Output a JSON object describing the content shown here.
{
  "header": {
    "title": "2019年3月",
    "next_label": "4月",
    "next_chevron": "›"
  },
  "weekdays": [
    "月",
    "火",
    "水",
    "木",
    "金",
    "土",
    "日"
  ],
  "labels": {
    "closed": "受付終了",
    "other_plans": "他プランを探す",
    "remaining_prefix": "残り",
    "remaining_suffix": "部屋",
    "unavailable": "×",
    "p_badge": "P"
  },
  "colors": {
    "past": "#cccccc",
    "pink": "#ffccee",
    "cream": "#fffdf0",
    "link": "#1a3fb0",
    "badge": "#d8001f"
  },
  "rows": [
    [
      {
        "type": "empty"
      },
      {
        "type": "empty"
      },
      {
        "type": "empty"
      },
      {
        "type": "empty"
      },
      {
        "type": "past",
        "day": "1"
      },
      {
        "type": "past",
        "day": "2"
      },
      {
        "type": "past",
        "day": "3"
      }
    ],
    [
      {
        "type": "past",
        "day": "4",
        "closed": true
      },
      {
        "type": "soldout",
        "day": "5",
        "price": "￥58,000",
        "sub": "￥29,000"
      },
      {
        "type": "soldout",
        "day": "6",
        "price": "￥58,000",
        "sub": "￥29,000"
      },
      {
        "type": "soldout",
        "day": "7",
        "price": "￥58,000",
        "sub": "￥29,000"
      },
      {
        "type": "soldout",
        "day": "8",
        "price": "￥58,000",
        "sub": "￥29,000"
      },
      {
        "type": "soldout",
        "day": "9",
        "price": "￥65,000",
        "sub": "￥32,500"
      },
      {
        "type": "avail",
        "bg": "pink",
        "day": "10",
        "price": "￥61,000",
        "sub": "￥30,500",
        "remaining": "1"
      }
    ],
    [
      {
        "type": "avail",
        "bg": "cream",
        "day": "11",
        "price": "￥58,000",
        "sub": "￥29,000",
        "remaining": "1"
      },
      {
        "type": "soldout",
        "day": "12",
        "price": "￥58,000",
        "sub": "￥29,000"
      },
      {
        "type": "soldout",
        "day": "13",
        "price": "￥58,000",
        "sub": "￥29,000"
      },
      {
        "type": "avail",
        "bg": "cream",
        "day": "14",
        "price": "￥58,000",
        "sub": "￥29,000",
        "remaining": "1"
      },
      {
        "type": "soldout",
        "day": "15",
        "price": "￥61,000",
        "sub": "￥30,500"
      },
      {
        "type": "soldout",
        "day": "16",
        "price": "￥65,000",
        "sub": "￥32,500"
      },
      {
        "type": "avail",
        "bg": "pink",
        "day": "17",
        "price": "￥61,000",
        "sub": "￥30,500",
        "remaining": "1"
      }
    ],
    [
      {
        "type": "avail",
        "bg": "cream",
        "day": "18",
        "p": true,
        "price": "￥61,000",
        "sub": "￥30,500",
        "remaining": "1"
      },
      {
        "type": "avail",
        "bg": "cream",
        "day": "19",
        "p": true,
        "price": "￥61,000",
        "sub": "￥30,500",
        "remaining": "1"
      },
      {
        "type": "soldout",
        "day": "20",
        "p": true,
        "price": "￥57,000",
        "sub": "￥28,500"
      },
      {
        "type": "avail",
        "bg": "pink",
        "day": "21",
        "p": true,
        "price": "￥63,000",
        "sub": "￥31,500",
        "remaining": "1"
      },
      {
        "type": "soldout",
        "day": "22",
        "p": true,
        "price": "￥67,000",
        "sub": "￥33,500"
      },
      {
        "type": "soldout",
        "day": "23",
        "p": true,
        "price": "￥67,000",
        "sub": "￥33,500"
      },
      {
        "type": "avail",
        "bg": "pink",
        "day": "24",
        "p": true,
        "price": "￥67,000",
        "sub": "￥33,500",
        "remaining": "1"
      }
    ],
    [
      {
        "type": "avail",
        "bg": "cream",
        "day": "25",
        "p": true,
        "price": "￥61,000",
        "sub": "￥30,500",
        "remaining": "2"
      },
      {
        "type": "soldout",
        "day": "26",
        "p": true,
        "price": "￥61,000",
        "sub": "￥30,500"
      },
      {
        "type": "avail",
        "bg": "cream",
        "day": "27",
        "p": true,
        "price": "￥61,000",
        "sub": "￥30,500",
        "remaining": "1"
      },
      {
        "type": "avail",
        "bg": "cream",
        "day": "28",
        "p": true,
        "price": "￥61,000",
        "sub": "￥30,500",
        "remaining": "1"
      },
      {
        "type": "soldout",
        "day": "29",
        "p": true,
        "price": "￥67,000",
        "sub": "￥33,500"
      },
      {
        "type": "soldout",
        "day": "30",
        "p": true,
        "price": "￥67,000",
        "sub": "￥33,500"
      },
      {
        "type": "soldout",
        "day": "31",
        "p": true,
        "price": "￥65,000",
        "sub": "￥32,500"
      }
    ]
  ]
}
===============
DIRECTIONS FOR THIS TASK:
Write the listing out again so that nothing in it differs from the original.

EXERCISE RESULT:
Output a JSON object describing the content shown here.
{
  "header": {
    "title": "2019年3月",
    "next_label": "4月",
    "next_chevron": "›"
  },
  "weekdays": [
    "月",
    "火",
    "水",
    "木",
    "金",
    "土",
    "日"
  ],
  "labels": {
    "closed": "受付終了",
    "other_plans": "他プランを探す",
    "remaining_prefix": "残り",
    "remaining_suffix": "部屋",
    "unavailable": "×",
    "p_badge": "P"
  },
  "colors": {
    "past": "#cccccc",
    "pink": "#ffccee",
    "cream": "#fffdf0",
    "link": "#1a3fb0",
    "badge": "#d8001f"
  },
  "rows": [
    [
      {
        "type": "empty"
      },
      {
        "type": "empty"
      },
      {
        "type": "empty"
      },
      {
        "type": "empty"
      },
      {
        "type": "past",
        "day": "1"
      },
      {
        "type": "past",
        "day": "2"
      },
      {
        "type": "past",
        "day": "3"
      }
    ],
    [
      {
        "type": "past",
        "day": "4",
        "closed": true
      },
      {
        "type": "soldout",
        "day": "5",
        "price": "￥58,000",
        "sub": "￥29,000"
      },
      {
        "type": "soldout",
        "day": "6",
        "price": "￥58,000",
        "sub": "￥29,000"
      },
      {
        "type": "soldout",
        "day": "7",
        "price": "￥58,000",
        "sub": "￥29,000"
      },
      {
        "type": "soldout",
        "day": "8",
        "price": "￥58,000",
        "sub": "￥29,000"
      },
      {
        "type": "soldout",
        "day": "9",
        "price": "￥65,000",
        "sub": "￥32,500"
      },
      {
        "type": "avail",
        "bg": "pink",
        "day": "10",
        "price": "￥61,000",
        "sub": "￥30,500",
        "remaining": "1"
      }
    ],
    [
      {
        "type": "avail",
        "bg": "cream",
        "day": "11",
        "price": "￥58,000",
        "sub": "￥29,000",
        "remaining": "1"
      },
      {
        "type": "soldout",
        "day": "12",
        "price": "￥58,000",
        "sub": "￥29,000"
      },
      {
        "type": "soldout",
        "day": "13",
        "price": "￥58,000",
        "sub": "￥29,000"
      },
      {
        "type": "avail",
        "bg": "cream",
        "day": "14",
        "price": "￥58,000",
        "sub": "￥29,000",
        "remaining": "1"
      },
      {
        "type": "soldout",
        "day": "15",
        "price": "￥61,000",
        "sub": "￥30,500"
      },
      {
        "type": "soldout",
        "day": "16",
        "price": "￥65,000",
        "sub": "￥32,500"
      },
      {
        "type": "avail",
        "bg": "pink",
        "day": "17",
        "price": "￥61,000",
        "sub": "￥30,500",
        "remaining": "1"
      }
    ],
    [
      {
        "type": "avail",
        "bg": "cream",
        "day": "18",
        "p": true,
        "price": "￥61,000",
        "sub": "￥30,500",
        "remaining": "1"
      },
      {
        "type": "avail",
        "bg": "cream",
        "day": "19",
        "p": true,
        "price": "￥61,000",
        "sub": "￥30,500",
        "remaining": "1"
      },
      {
        "type": "soldout",
        "day": "20",
        "p": true,
        "price": "￥57,000",
        "sub": "￥28,500"
      },
      {
        "type": "avail",
        "bg": "pink",
        "day": "21",
        "p": true,
        "price": "￥63,000",
        "sub": "￥31,500",
        "remaining": "1"
      },
      {
        "type": "soldout",
        "day": "22",
        "p": true,
        "price": "￥67,000",
        "sub": "￥33,500"
      },
      {
        "type": "soldout",
        "day": "23",
        "p": true,
        "price": "￥67,000",
        "sub": "￥33,500"
      },
      {
        "type": "avail",
        "bg": "pink",
        "day": "24",
        "p": true,
        "price": "￥67,000",
        "sub": "￥33,500",
        "remaining": "1"
      }
    ],
    [
      {
        "type": "avail",
        "bg": "cream",
        "day": "25",
        "p": true,
        "price": "￥61,000",
        "sub": "￥30,500",
        "remaining": "2"
      },
      {
        "type": "soldout",
        "day": "26",
        "p": true,
        "price": "￥61,000",
        "sub": "￥30,500"
      },
      {
        "type": "avail",
        "bg": "cream",
        "day": "27",
        "p": true,
        "price": "￥61,000",
        "sub": "￥30,500",
        "remaining": "1"
      },
      {
        "type": "avail",
        "bg": "cream",
        "day": "28",
        "p": true,
        "price": "￥61,000",
        "sub": "￥30,500",
        "remaining": "1"
      },
      {
        "type": "soldout",
        "day": "29",
        "p": true,
        "price": "￥67,000",
        "sub": "￥33,500"
      },
      {
        "type": "soldout",
        "day": "30",
        "p": true,
        "price": "￥67,000",
        "sub": "￥33,500"
      },
      {
        "type": "soldout",
        "day": "31",
        "p": true,
        "price": "￥65,000",
        "sub": "￥32,500"
      }
    ]
  ]
}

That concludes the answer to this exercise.